First-year coaches in the ACC

The ACC has three new coaches this year: Boston College coach Steve Addazio, Syracuse coach Scott Shafer, and NC State coach Dave Doeren. Each of them faces different challenges at their respective schools, but they also have common obstacles to overcome. Here’s a look at what challenges they have inherited:


Biggest challenge in 2013: Depth. This seems to be a constant problem in recent years at Boston College, and it has hit the running back and wide receiver positions particularly hard in Addazio’s first season. He has spoken about the difficulties the team had this past spring trying to become a tough, physical team while at the same time trying to keep players healthy. He also called the depth at running back “alarming,” as there is no proven back behind Andre Williams. Alex Amidon is a dependable receiver, but the group behind him is thin. There is talent returning on this roster, but it has to stay healthy in order to show improvement in the win column.

Biggest overall challenge: Recruiting. It was a problem under Jeff Jagodzinski. It was average at best under Frank Spaziani. And now Addazio is tasked with replenishing the roster of a program that has won six games in the past two seasons combined. BC also faces the unique challenge of recruiting in a pro sports town to a program that is arguably overshadowed by its own hockey team. The good news is that Addazio’s plan seems to be working, as BC’s current recruiting class was recently ranked at No. 24 by ESPN RecruitingNation. The staff has recruited well in the Mid-Atlantic region, but they’ve got to keep it up.


Biggest challenge in 2013: Finding a quarterback. NC State fans had gotten comfortable in recent years with former quarterbacks Russell Wilson and Mike Glennon, so it’s the first time in a long time that the position is the biggest question mark on the team. Pete Thomas took the majority of the reps this spring with the first team, and Manny Stocker was right behind him, but Brandon Mitchell, a transfer from Arkansas, can play immediately. He will definitely make the competition even more interesting this summer.

Biggest overall challenge: Larry Fedora. That might be a slight exaggeration, but the truth is that NC State and UNC arm wrestle every year for state supremacy and the top in-state recruits. Right now, Fedora is obviously a step ahead on the recruiting trail because he has been on the job a year longer. The loss to UNC certainly didn’t help former NC State coach Tom O’Brien, who was fired at season’s end. NC State athletic director Debbie Yow has high expectations for Doeren and his program, and being runner up to North Carolina isn’t one of them.


Biggest challenge in 2013: Replacing big names.

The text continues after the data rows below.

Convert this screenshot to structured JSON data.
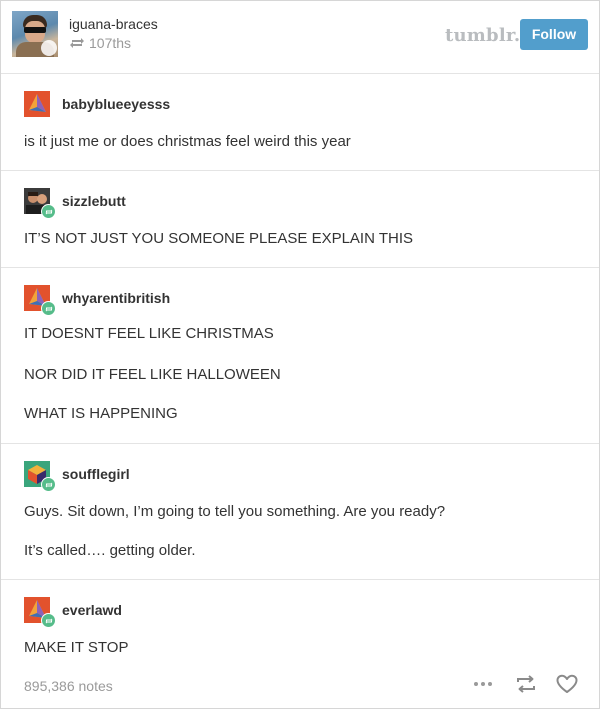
{
  "header": {
    "username": "iguana-braces",
    "reblogged_from": "107ths",
    "logo_text": "tumblr.",
    "follow_label": "Follow"
  },
  "posts": [
    {
      "username": "babyblueeyesss",
      "avatar": "pyramid-avatar",
      "paragraphs": [
        "is it just me or does christmas feel weird this year"
      ]
    },
    {
      "username": "sizzlebutt",
      "avatar": "photo-avatar",
      "paragraphs": [
        "IT’S NOT JUST YOU SOMEONE PLEASE EXPLAIN THIS"
      ]
    },
    {
      "username": "whyarentibritish",
      "avatar": "pyramid-avatar",
      "paragraphs": [
        "IT DOESNT FEEL LIKE CHRISTMAS",
        "NOR DID IT FEEL LIKE HALLOWEEN",
        "WHAT IS HAPPENING"
      ]
    },
    {
      "username": "soufflegirl",
      "avatar": "cube-avatar",
      "paragraphs": [
        "Guys. Sit down, I’m going to tell you something. Are you ready?",
        "It’s called…. getting older."
      ]
    },
    {
      "username": "everlawd",
      "avatar": "pyramid-avatar",
      "paragraphs": [
        "MAKE IT STOP"
      ]
    }
  ],
  "footer": {
    "notes": "895,386 notes",
    "icons": [
      "more-icon",
      "reblog-icon",
      "heart-icon"
    ]
  },
  "colors": {
    "follow_button": "#529ecc",
    "reblog_badge": "#56bc8a",
    "pyramid_avatar": "#e2522d",
    "logo": "#b9bcbf"
  }
}
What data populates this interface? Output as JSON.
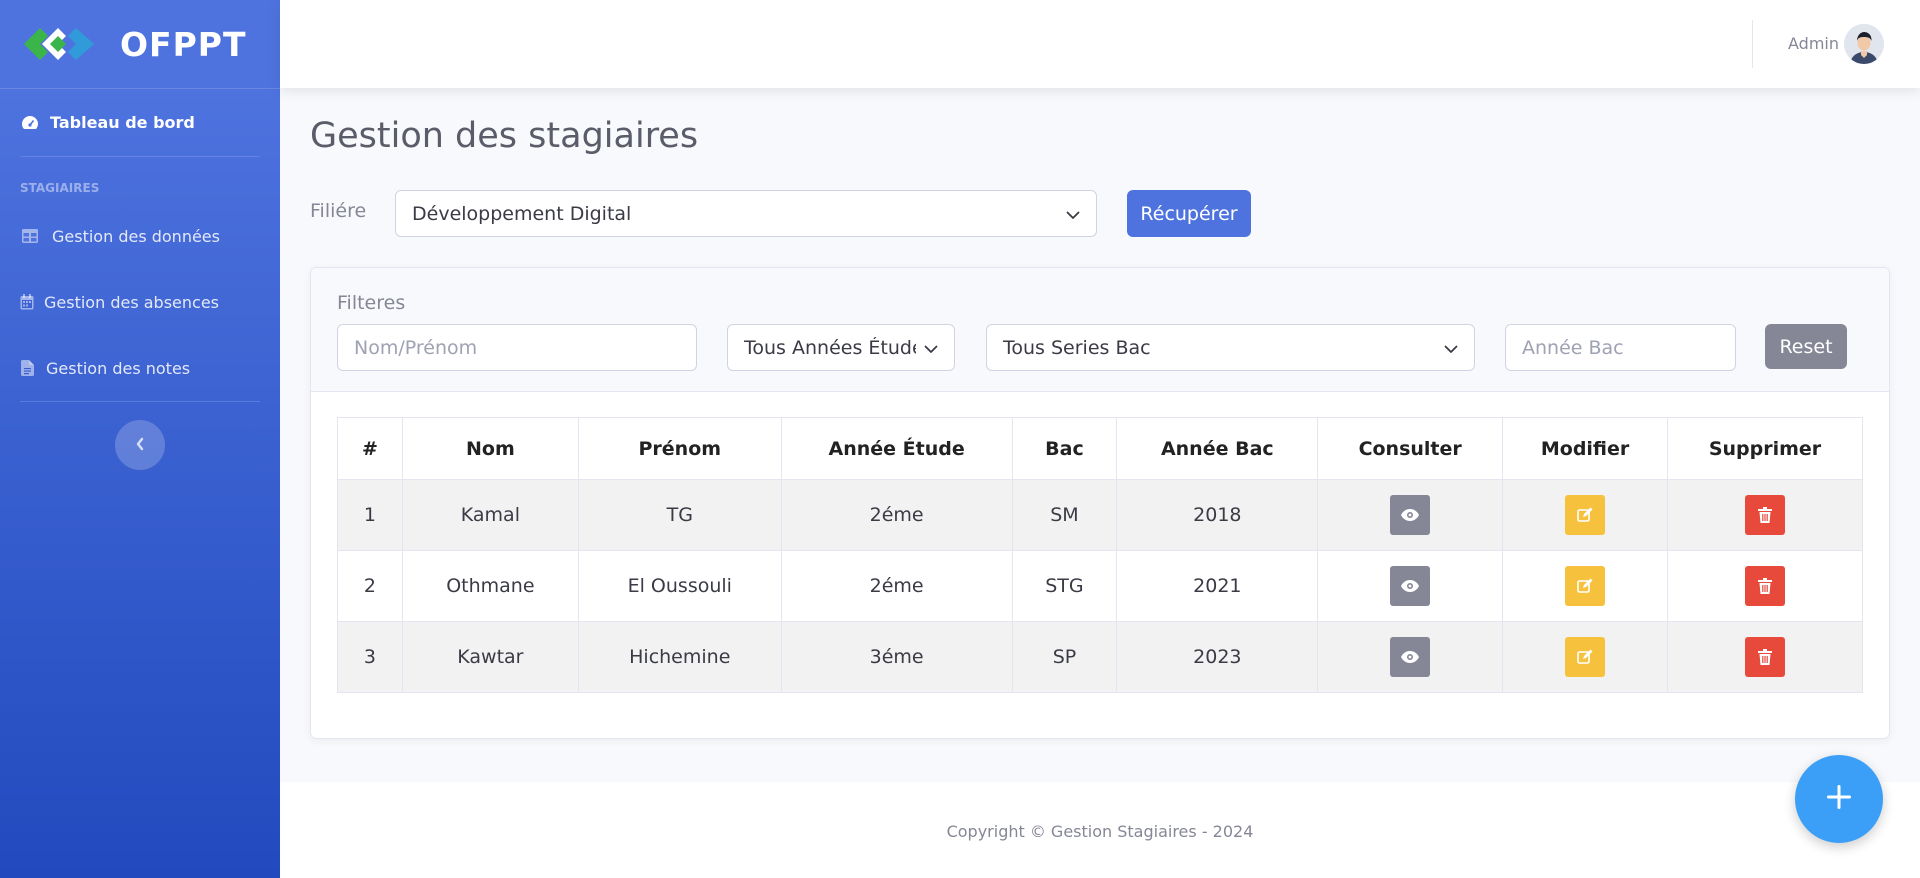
{
  "brand": {
    "name": "OFPPT",
    "logo_icon": "ofppt-logo"
  },
  "sidebar": {
    "dashboard": {
      "label": "Tableau de bord",
      "icon": "tachometer-icon"
    },
    "section_heading": "STAGIAIRES",
    "items": [
      {
        "label": "Gestion des données",
        "icon": "table-icon"
      },
      {
        "label": "Gestion des absences",
        "icon": "calendar-icon"
      },
      {
        "label": "Gestion des notes",
        "icon": "file-icon"
      }
    ],
    "toggle_icon": "chevron-left-icon"
  },
  "topbar": {
    "user_name": "Admin"
  },
  "page": {
    "title": "Gestion des stagiaires",
    "filiere_label": "Filiére",
    "filiere_value": "Développement Digital",
    "fetch_button": "Récupérer"
  },
  "filters": {
    "label": "Filteres",
    "name_placeholder": "Nom/Prénom",
    "annee_etude_value": "Tous Années Étude",
    "series_bac_value": "Tous Series Bac",
    "annee_bac_placeholder": "Année Bac",
    "reset_button": "Reset"
  },
  "table": {
    "headers": [
      "#",
      "Nom",
      "Prénom",
      "Année Étude",
      "Bac",
      "Année Bac",
      "Consulter",
      "Modifier",
      "Supprimer"
    ],
    "rows": [
      [
        "1",
        "Kamal",
        "TG",
        "2éme",
        "SM",
        "2018"
      ],
      [
        "2",
        "Othmane",
        "El Oussouli",
        "2éme",
        "STG",
        "2021"
      ],
      [
        "3",
        "Kawtar",
        "Hichemine",
        "3éme",
        "SP",
        "2023"
      ]
    ]
  },
  "footer": {
    "text": "Copyright © Gestion Stagiaires - 2024"
  },
  "colors": {
    "primary": "#4e73df",
    "secondary": "#858796",
    "warning": "#f6c23e",
    "danger": "#e74a3b",
    "fab": "#3b9ff7"
  }
}
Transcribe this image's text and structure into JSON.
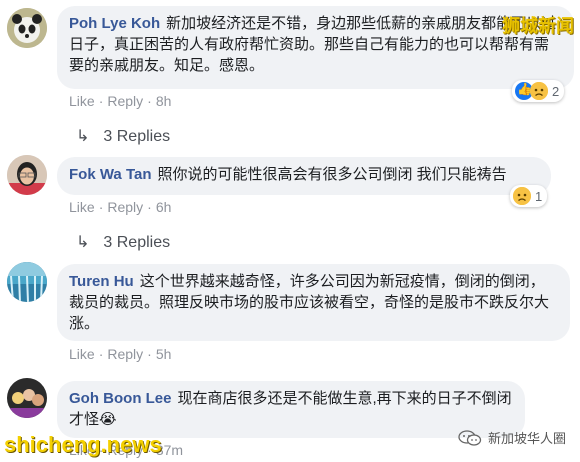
{
  "comments": [
    {
      "author": "Poh Lye Koh",
      "text": "新加坡经济还是不错，身边那些低薪的亲戚朋友都能可以过日子，真正困苦的人有政府帮忙资助。那些自己有能力的也可以帮帮有需要的亲戚朋友。知足。感恩。",
      "like_label": "Like",
      "reply_label": "Reply",
      "time": "8h",
      "reaction_count": "2",
      "replies_label": "3 Replies"
    },
    {
      "author": "Fok Wa Tan",
      "text": "照你说的可能性很高会有很多公司倒闭 我们只能祷告",
      "like_label": "Like",
      "reply_label": "Reply",
      "time": "6h",
      "reaction_count": "1",
      "replies_label": "3 Replies"
    },
    {
      "author": "Turen Hu",
      "text": "这个世界越来越奇怪，许多公司因为新冠疫情，倒闭的倒闭，裁员的裁员。照理反映市场的股市应该被看空，奇怪的是股市不跌反尔大涨。",
      "like_label": "Like",
      "reply_label": "Reply",
      "time": "5h"
    },
    {
      "author": "Goh Boon Lee",
      "text": "现在商店很多还是不能做生意,再下来的日子不倒闭才怪😭",
      "like_label": "Like",
      "reply_label": "Reply",
      "time": "37m"
    }
  ],
  "watermarks": {
    "top": "狮城新闻",
    "bottom": "shicheng.news",
    "wechat": "新加坡华人圈"
  },
  "colors": {
    "author": "#385898",
    "bubble": "#f0f2f5",
    "meta": "#90949c",
    "like_blue": "#1877f2",
    "sad_yellow": "#f7c244"
  }
}
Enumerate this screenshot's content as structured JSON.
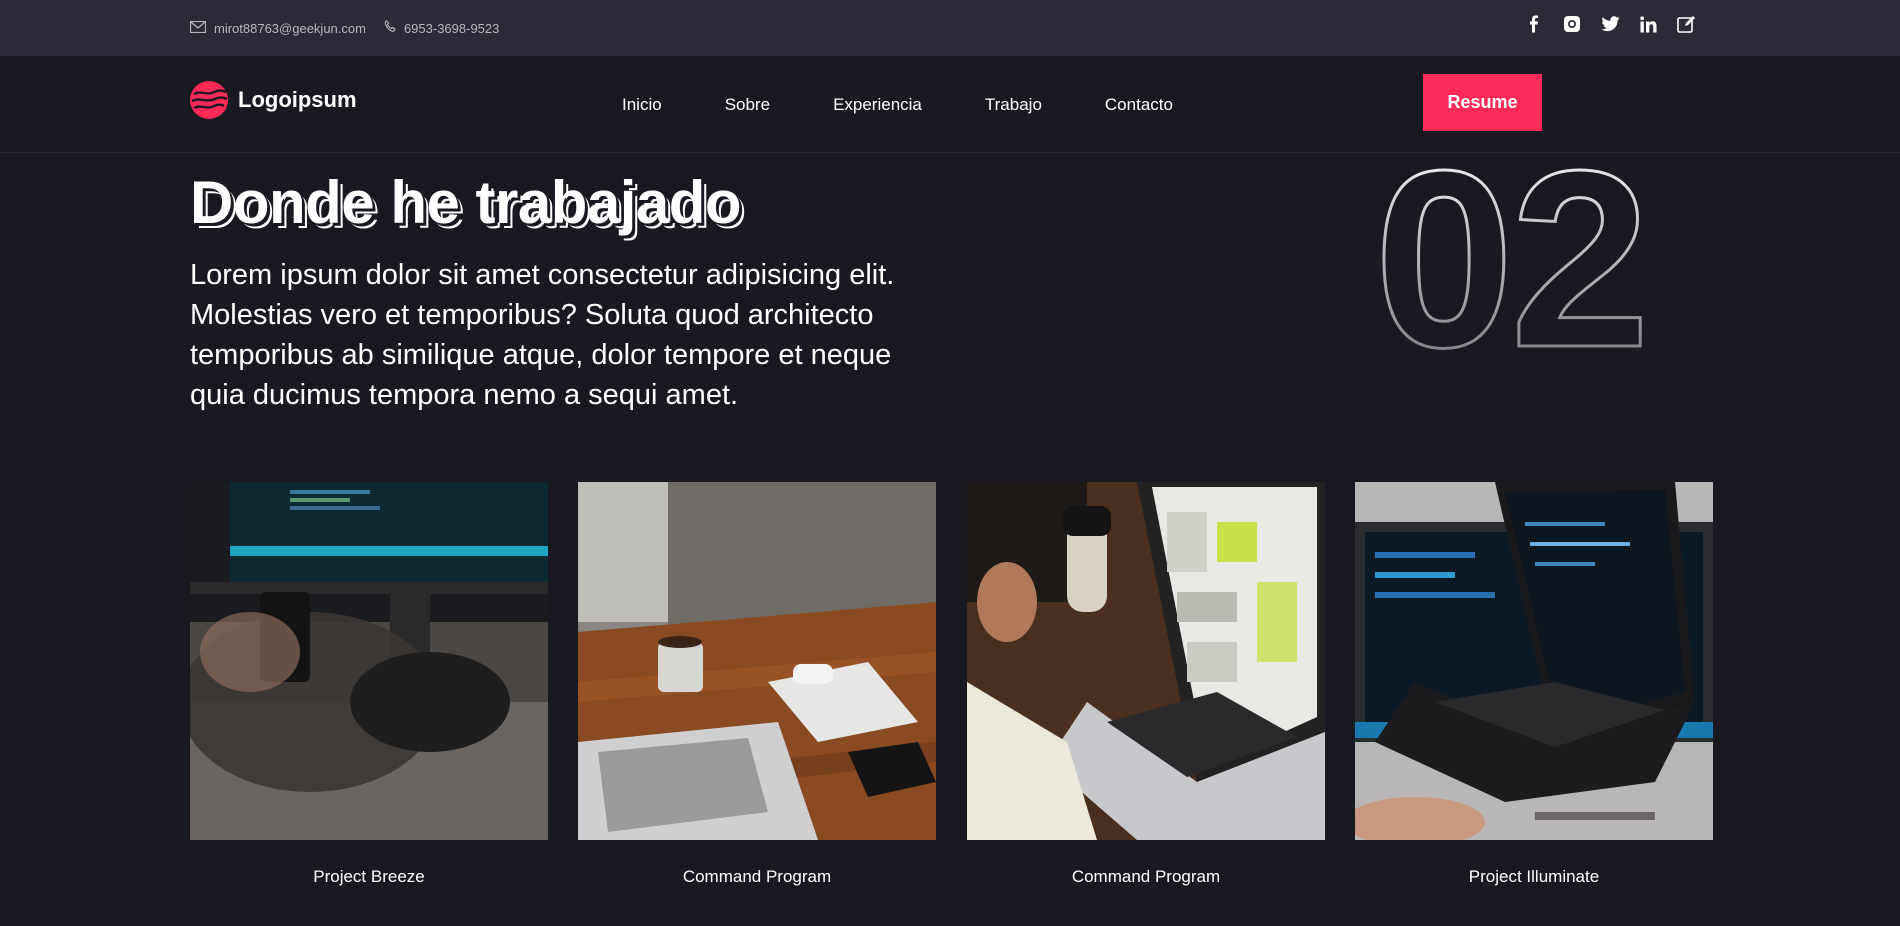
{
  "topbar": {
    "email": "mirot88763@geekjun.com",
    "phone": "6953-3698-9523",
    "social": [
      "facebook-icon",
      "instagram-icon",
      "twitter-icon",
      "linkedin-icon",
      "edit-icon"
    ]
  },
  "nav": {
    "brand": "Logoipsum",
    "items": [
      "Inicio",
      "Sobre",
      "Experiencia",
      "Trabajo",
      "Contacto"
    ],
    "resume_label": "Resume"
  },
  "section": {
    "number": "02",
    "title": "Donde he trabajado",
    "lead": "Lorem ipsum dolor sit amet consectetur adipisicing elit. Molestias vero et temporibus? Soluta quod architecto temporibus ab similique atque, dolor tempore et neque quia ducimus tempora nemo a sequi amet."
  },
  "projects": [
    {
      "caption": "Project Breeze"
    },
    {
      "caption": "Command Program"
    },
    {
      "caption": "Command Program"
    },
    {
      "caption": "Project Illuminate"
    }
  ],
  "colors": {
    "accent": "#ff2a57",
    "background": "#191922",
    "topbar": "#2b2b38"
  }
}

Syracuse lost its record-setting quarterback from 2012, its leading tackler, its two leading receivers, and its head coach. The Orange must find a way to replace former quarterback Ryan Nassib, leading receiver Alec Lemon, and former safety Shamarko Thomas, who was the top overall defender on the team. Shafer is taking over for former coach Doug Marrone, but the good news is that Shafer spent the past four seasons as Syracuse’s defensive coordinator, so it made for a smooth transition and he hired a staff that was very familiar with each other. This team, which is also entering its first season in the ACC, will be searching for a new identity and new stars in 2013.

Biggest overall challenge: Staying relevant in the ACC. Syracuse officially joins the ACC on July 1, and if the Orange are going to be a factor in the Atlantic Division, they’re going to have to recruit on par with Florida State and Clemson. Every other team in the division faces this challenge, but as new members, Syracuse has more to prove. The Orange finished last in the Big East standings every year since 2005, with 2010 and 2012 being the lone exceptions. Syracuse is definitely in much better shape than it was in 2005, and appears to be headed in the right direction -- the program has gone to a bowl game in two of the past three seasons and won a share of the Big East title last fall -- but the bar has been raised in the ACC. If Cuse couldn’t win consistently in the Big East, how is the program going to hang in the ACC, in the same division as national title hopefuls FSU and Clemson, and eventually Louisville?